Rosemary’s Baby entered my life at the same time as my growing awareness of the power and mystery of place.
I write this to you because I wonder if we can ever overcome what we are: prototypical comfortable liberals with radical pretensions.
tablets click into sickly amber plastic like the urine they render so urgent in reverse. click (drop), click (drop), streams of static swishing sound heard on the off-air channels of anything analog.
My thought is a mandala, a mantra. A round thing turning over and over in my mind. A focus for my eyes and my breath. It’s as close as I come to prayer.
“There will be people who’ll cross the street to avoid you because you’re black,” my mother would tell me when I was younger, in every conversation or argument about race we ever had.

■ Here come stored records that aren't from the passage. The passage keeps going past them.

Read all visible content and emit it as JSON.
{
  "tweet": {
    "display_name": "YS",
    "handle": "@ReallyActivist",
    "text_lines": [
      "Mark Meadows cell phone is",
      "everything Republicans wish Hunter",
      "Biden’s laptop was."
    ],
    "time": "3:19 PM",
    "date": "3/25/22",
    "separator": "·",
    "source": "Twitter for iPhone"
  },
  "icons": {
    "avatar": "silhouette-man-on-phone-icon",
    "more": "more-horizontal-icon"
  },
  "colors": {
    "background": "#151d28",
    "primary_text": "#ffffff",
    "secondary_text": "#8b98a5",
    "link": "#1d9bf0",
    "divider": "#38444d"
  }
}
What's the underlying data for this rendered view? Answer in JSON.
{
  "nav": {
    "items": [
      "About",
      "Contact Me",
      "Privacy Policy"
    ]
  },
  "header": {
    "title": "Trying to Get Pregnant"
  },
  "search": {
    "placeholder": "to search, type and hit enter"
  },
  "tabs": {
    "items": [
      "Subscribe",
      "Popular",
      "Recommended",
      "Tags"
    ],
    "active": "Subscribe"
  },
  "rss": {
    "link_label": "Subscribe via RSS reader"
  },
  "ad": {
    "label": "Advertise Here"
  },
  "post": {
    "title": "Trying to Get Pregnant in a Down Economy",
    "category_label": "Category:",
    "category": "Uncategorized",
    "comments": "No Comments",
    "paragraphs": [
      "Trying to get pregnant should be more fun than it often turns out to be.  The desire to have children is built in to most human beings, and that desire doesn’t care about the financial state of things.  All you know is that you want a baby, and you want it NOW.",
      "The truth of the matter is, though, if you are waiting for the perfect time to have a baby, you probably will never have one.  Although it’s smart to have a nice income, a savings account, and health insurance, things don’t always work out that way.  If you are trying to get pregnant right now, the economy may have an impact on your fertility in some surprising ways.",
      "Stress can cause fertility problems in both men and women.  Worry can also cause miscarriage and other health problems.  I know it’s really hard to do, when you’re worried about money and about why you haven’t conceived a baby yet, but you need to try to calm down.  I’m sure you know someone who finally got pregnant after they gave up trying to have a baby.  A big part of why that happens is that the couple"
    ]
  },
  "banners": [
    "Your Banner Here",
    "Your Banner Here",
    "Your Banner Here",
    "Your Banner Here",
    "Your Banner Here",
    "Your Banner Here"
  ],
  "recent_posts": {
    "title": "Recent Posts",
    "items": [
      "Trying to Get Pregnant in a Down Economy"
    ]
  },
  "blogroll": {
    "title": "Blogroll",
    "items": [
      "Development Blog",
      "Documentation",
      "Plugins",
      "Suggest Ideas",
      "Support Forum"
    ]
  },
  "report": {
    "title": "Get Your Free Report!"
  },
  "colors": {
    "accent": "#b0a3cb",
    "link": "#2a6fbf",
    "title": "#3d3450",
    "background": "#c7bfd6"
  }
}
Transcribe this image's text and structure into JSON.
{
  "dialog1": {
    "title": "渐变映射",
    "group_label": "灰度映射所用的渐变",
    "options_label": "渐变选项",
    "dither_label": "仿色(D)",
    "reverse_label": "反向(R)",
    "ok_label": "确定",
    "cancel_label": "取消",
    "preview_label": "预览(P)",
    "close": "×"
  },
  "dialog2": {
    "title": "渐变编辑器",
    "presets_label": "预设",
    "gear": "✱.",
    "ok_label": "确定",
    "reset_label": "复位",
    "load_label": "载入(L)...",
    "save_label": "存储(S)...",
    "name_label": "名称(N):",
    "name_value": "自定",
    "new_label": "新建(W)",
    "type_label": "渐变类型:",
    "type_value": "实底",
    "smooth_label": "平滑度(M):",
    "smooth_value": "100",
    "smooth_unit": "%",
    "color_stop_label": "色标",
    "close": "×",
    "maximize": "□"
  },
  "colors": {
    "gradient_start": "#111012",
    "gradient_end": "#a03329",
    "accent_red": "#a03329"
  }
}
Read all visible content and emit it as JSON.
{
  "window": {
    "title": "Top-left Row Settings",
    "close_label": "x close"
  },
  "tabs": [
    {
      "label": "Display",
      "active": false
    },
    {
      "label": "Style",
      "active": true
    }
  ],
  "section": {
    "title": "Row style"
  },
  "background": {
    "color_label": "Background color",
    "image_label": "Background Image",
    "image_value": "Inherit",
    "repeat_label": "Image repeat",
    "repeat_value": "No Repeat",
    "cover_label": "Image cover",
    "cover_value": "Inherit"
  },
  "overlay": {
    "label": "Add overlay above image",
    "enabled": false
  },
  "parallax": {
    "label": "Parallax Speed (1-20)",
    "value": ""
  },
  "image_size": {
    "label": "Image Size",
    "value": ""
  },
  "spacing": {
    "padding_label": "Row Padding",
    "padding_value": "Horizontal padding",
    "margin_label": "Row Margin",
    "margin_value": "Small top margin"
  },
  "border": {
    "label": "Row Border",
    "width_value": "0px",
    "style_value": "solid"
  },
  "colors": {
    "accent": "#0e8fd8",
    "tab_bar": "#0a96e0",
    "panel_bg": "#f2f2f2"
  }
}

The island was ours; each kissing gate and the kisses inside of them, each water trough, every animal call, root, rock, dock leaf and bunker. Even the moon.
According to an Ask Jeeves Internet search, Gdansk holds over 300 hotels, not including informal hostels and private “zimmers.” Why so many? I’m glad you asked.
We considered Mabel housebroken, but as any good Buddhist—or new dog owner—knows, identity is a construct, subject to change. In other words, accidents happen, especially when no one’s watching.
When I ascended to the den, pliers in hand, to watch the Americans go down in Lillehammer, I knew I didn’t want to go out like them.
I want an example, a model for how to live independently, with the smallest bit of indifference and anonymity, without fear, for a while, for the summer.
It is rare in my experience that anyone can be both the center and circumference of a circle. How does Edith manage it?
I was 16 in 1994. I had a crush on a girl at my high school named Stacy. She was two years older — blonde hair, a grunge band on her t-shirt and a constant half-smile on her face — and it goes without saying that she had absolutely no interest in me.
Interviewed by Stacey Schmeidel for the Spring 1999 issue of Amherst Magazine, David Foster Wallace said, “The truth is I don’t think I’ve ever found anything as purely ‘moving’ as the end of The Velveteen Rabbit when I first read it.”
The place in the brain where language sucks meaning can seem like nirvana.